**PROBLEM TO SOLVE**
Are you able to quote each entry exactly as written?

※

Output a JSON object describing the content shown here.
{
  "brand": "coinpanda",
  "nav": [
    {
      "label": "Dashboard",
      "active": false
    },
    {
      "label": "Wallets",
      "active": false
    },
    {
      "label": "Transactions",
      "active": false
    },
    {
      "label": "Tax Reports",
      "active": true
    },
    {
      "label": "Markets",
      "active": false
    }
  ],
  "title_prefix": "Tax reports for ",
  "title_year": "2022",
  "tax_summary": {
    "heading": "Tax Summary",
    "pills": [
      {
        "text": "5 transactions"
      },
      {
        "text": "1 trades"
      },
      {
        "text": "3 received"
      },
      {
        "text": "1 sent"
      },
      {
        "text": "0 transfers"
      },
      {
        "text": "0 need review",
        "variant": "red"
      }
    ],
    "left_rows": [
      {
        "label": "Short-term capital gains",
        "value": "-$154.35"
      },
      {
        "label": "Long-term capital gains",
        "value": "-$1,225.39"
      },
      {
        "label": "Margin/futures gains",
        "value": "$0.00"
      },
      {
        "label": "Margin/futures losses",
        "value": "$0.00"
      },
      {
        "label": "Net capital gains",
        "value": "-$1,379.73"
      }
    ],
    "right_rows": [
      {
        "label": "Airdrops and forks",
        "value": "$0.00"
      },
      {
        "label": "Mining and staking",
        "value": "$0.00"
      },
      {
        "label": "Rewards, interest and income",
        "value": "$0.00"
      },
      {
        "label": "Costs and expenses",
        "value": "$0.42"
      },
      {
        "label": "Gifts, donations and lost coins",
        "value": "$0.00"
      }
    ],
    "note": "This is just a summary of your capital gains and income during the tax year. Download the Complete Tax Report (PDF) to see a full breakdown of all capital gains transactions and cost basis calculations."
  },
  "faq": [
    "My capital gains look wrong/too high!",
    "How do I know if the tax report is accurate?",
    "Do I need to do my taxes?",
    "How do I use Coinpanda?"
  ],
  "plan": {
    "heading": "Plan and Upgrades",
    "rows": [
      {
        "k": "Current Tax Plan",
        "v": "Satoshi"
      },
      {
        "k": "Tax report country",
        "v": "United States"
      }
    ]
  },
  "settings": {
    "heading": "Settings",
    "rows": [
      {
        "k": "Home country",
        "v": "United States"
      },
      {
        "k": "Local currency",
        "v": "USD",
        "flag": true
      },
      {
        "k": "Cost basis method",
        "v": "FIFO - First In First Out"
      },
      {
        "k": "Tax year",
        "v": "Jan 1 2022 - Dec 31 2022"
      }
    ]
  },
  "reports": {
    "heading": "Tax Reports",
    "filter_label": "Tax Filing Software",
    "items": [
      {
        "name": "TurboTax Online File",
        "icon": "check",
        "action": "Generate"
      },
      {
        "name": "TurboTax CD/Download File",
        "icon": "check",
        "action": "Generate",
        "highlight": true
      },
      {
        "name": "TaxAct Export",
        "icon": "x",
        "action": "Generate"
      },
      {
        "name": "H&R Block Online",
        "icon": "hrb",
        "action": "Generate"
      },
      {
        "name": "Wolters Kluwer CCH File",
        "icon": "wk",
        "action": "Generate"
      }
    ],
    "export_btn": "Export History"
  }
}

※

**REPLY**
Output a JSON object describing the content shown here.
{
  "brand": "coinpanda",
  "nav": [
    {
      "label": "Dashboard",
      "active": false
    },
    {
      "label": "Wallets",
      "active": false
    },
    {
      "label": "Transactions",
      "active": false
    },
    {
      "label": "Tax Reports",
      "active": true
    },
    {
      "label": "Markets",
      "active": false
    }
  ],
  "title_prefix": "Tax reports for ",
  "title_year": "2022",
  "tax_summary": {
    "heading": "Tax Summary",
    "pills": [
      {
        "text": "5 transactions"
      },
      {
        "text": "1 trades"
      },
      {
        "text": "3 received"
      },
      {
        "text": "1 sent"
      },
      {
        "text": "0 transfers"
      },
      {
        "text": "0 need review",
        "variant": "red"
      }
    ],
    "left_rows": [
      {
        "label": "Short-term capital gains",
        "value": "-$154.35"
      },
      {
        "label": "Long-term capital gains",
        "value": "-$1,225.39"
      },
      {
        "label": "Margin/futures gains",
        "value": "$0.00"
      },
      {
        "label": "Margin/futures losses",
        "value": "$0.00"
      },
      {
        "label": "Net capital gains",
        "value": "-$1,379.73"
      }
    ],
    "right_rows": [
      {
        "label": "Airdrops and forks",
        "value": "$0.00"
      },
      {
        "label": "Mining and staking",
        "value": "$0.00"
      },
      {
        "label": "Rewards, interest and income",
        "value": "$0.00"
      },
      {
        "label": "Costs and expenses",
        "value": "$0.42"
      },
      {
        "label": "Gifts, donations and lost coins",
        "value": "$0.00"
      }
    ],
    "note": "This is just a summary of your capital gains and income during the tax year. Download the Complete Tax Report (PDF) to see a full breakdown of all capital gains transactions and cost basis calculations."
  },
  "faq": [
    "My capital gains look wrong/too high!",
    "How do I know if the tax report is accurate?",
    "Do I need to do my taxes?",
    "How do I use Coinpanda?"
  ],
  "plan": {
    "heading": "Plan and Upgrades",
    "rows": [
      {
        "k": "Current Tax Plan",
        "v": "Satoshi"
      },
      {
        "k": "Tax report country",
        "v": "United States"
      }
    ]
  },
  "settings": {
    "heading": "Settings",
    "rows": [
      {
        "k": "Home country",
        "v": "United States"
      },
      {
        "k": "Local currency",
        "v": "USD",
        "flag": true
      },
      {
        "k": "Cost basis method",
        "v": "FIFO - First In First Out"
      },
      {
        "k": "Tax year",
        "v": "Jan 1 2022 - Dec 31 2022"
      }
    ]
  },
  "reports": {
    "heading": "Tax Reports",
    "filter_label": "Tax Filing Software",
    "items": [
      {
        "name": "TurboTax Online File",
        "icon": "check",
        "action": "Generate"
      },
      {
        "name": "TurboTax CD/Download File",
        "icon": "check",
        "action": "Generate",
        "highlight": true
      },
      {
        "name": "TaxAct Export",
        "icon": "x",
        "action": "Generate"
      },
      {
        "name": "H&R Block Online",
        "icon": "hrb",
        "action": "Generate"
      },
      {
        "name": "Wolters Kluwer CCH File",
        "icon": "wk",
        "action": "Generate"
      }
    ],
    "export_btn": "Export History"
  }
}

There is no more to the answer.